The Warsaw visit can also be followed by a trip to Łódź. Immediately we think of the ghetto that existed longer than the others, between 1939 and 1944. The Jews represented a third of the entire population of the city and one third of the owners of (mainly textile) factories were Jews. The Jewish cemetery is the biggest in Europe with 180,000 tombs. I am always fascinated by the Memorial of the Radegast train station, from where the deportations to the concentration camps in Auschwitz and Chełmno were organized.
Wroclaw and Cracow (three days): Wroclaw/Breslau is a city characterized by the German Jewry and from which famous rabbis like Hermann Cohen or Leo Baeck emerged. The synagogue “White Stork” was restored by Norwegian artist Bente Kahan, who financed the works. The Jewish cemeteries bear witness to a very active Jewish German society that once lived in the city. The families of Abraham Geiger and Ferdinand Lassalle are buried here.
The Jewish neighborhood Kazimierz has become famous for Spielberg’s movie “Schindler’s list.” On a walking tour, we will experience how Jewish life was here in the past as we walk by the synagogues that are today partly still active or have been converted into museums. They are all worthwhile to visit. The Jewish community of Cracow numbers about 150 members today. The “Galicja Museum,“ which was founded by Chris Schwarz from Great Britain, has a very interesting permanent exhibition of Jewish traces in contemporary Poland. From here it is not far to the Cracow Ghetto and Schindler’s factory which was turned into a museum about Jewish life under the occupation.
The East of Poland: Lublin – Majdanek – Zamość – Kazimierz Dolny (minimum 4 days): Lublin is considered the Jewish Oxford, although we can only find a few traces that bear witness to the scholarship that existed there. Very close to the city one of the German death camp is located: the concentration camp Majdanek. Zamość looks like a small city from a fairy tale that was designed by Jan Samojski in the 16th century as an Italian renaissance town. Its recently renovated synagogue dates back to the beginning of the 17th century. Kazimierz Dolny is very small but attractive for Jewish travelers: the former synagogue has a small Jewish museum with judaica. The trip can conclude in Warsaw.
From Cracow to Lwow (5 days minimum): Both cities are full of Jewish history, but what about the places in between?
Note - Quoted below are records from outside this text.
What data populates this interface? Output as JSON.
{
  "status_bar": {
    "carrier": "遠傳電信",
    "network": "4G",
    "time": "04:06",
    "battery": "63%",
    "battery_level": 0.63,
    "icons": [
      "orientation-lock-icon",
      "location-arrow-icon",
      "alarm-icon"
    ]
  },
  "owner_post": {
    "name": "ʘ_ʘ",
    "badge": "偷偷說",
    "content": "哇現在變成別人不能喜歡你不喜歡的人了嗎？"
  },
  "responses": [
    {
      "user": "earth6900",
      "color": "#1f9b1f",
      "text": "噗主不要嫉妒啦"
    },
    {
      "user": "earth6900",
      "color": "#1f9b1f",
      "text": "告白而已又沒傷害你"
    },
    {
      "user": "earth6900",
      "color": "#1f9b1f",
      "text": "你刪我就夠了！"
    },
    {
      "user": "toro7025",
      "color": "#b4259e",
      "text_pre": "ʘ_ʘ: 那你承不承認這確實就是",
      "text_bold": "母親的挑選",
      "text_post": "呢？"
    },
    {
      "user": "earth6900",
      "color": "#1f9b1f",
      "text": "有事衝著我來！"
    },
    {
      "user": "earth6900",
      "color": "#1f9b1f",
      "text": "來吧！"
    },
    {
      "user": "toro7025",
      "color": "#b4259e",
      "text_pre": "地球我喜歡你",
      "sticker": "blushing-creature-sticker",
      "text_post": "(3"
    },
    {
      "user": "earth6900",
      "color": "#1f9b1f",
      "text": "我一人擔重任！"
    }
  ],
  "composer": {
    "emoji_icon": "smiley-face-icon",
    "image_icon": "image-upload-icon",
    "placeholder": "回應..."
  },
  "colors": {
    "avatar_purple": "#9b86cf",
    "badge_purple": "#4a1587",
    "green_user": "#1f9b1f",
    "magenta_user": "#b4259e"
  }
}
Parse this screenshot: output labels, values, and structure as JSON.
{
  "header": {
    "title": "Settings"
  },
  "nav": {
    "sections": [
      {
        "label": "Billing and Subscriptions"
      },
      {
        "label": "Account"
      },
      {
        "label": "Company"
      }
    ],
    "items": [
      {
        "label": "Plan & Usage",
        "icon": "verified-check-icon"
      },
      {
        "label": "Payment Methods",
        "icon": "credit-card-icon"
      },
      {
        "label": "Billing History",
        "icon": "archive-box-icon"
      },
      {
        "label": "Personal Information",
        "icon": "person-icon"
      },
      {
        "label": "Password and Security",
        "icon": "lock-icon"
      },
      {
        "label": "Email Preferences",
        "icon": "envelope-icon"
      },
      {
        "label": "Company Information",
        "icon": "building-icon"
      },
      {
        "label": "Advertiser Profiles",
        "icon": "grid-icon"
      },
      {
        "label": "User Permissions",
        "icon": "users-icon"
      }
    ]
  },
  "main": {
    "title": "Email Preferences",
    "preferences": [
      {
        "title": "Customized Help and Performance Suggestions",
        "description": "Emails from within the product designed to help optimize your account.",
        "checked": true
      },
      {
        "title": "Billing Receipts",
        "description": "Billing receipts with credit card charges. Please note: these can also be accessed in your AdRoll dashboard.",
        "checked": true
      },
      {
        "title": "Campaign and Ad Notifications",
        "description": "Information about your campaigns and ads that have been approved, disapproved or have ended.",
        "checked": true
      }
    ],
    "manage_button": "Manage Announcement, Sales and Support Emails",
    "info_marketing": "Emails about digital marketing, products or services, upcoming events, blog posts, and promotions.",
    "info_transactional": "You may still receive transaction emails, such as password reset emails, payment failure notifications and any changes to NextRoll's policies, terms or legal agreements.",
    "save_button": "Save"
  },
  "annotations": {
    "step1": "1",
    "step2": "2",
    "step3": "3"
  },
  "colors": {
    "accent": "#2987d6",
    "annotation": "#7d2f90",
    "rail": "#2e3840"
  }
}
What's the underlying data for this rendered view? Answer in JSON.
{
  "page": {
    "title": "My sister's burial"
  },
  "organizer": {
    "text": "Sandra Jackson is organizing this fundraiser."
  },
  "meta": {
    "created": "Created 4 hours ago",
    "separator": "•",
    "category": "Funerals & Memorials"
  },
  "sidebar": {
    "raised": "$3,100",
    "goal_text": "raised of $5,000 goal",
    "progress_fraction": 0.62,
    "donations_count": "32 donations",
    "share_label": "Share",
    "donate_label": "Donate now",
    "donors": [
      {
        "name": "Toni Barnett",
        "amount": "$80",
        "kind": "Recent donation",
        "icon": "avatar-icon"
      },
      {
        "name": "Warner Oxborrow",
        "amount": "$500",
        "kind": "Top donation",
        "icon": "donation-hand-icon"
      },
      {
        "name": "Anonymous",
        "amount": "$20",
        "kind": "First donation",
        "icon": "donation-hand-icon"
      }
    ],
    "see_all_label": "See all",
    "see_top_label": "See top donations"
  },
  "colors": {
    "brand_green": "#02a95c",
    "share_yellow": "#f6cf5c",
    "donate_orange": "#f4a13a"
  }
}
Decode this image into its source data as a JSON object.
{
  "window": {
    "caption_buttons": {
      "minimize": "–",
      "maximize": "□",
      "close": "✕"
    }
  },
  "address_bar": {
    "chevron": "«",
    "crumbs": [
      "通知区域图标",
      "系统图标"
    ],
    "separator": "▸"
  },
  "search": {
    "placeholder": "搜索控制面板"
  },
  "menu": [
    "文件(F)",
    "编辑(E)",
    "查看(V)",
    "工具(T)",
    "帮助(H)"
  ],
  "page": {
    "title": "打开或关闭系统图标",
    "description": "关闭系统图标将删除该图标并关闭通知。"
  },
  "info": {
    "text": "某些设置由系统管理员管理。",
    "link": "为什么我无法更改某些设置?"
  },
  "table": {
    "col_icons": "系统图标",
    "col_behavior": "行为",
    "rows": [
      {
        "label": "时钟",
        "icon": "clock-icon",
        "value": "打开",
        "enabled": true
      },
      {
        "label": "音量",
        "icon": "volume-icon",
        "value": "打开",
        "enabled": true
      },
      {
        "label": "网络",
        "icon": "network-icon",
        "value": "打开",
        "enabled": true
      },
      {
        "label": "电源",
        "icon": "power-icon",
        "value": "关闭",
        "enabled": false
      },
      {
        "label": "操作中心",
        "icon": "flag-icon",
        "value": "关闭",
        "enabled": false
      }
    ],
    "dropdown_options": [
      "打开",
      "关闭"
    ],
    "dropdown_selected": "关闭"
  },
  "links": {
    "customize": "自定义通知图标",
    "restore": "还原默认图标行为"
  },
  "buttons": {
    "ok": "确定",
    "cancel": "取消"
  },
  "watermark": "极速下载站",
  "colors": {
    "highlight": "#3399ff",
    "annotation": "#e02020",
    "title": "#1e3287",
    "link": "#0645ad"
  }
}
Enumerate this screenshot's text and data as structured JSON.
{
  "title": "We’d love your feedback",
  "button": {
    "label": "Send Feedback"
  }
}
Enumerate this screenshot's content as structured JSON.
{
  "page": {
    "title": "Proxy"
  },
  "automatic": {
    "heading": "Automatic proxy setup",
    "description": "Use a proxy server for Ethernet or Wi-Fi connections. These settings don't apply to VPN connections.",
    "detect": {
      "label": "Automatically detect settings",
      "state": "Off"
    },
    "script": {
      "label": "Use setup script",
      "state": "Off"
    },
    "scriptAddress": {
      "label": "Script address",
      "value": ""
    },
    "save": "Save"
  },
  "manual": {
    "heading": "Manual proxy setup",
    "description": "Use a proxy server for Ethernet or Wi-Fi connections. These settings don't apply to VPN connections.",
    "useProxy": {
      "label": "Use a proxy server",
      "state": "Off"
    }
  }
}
One of the most beautiful synagogues I have ever seen is in Łancut, but there are also synagogues in Przemyśl and Jarosław, though unfortunately in a relatively desolate state. Please note that Lwow is in the Ukraine, which is not a member of the European Union.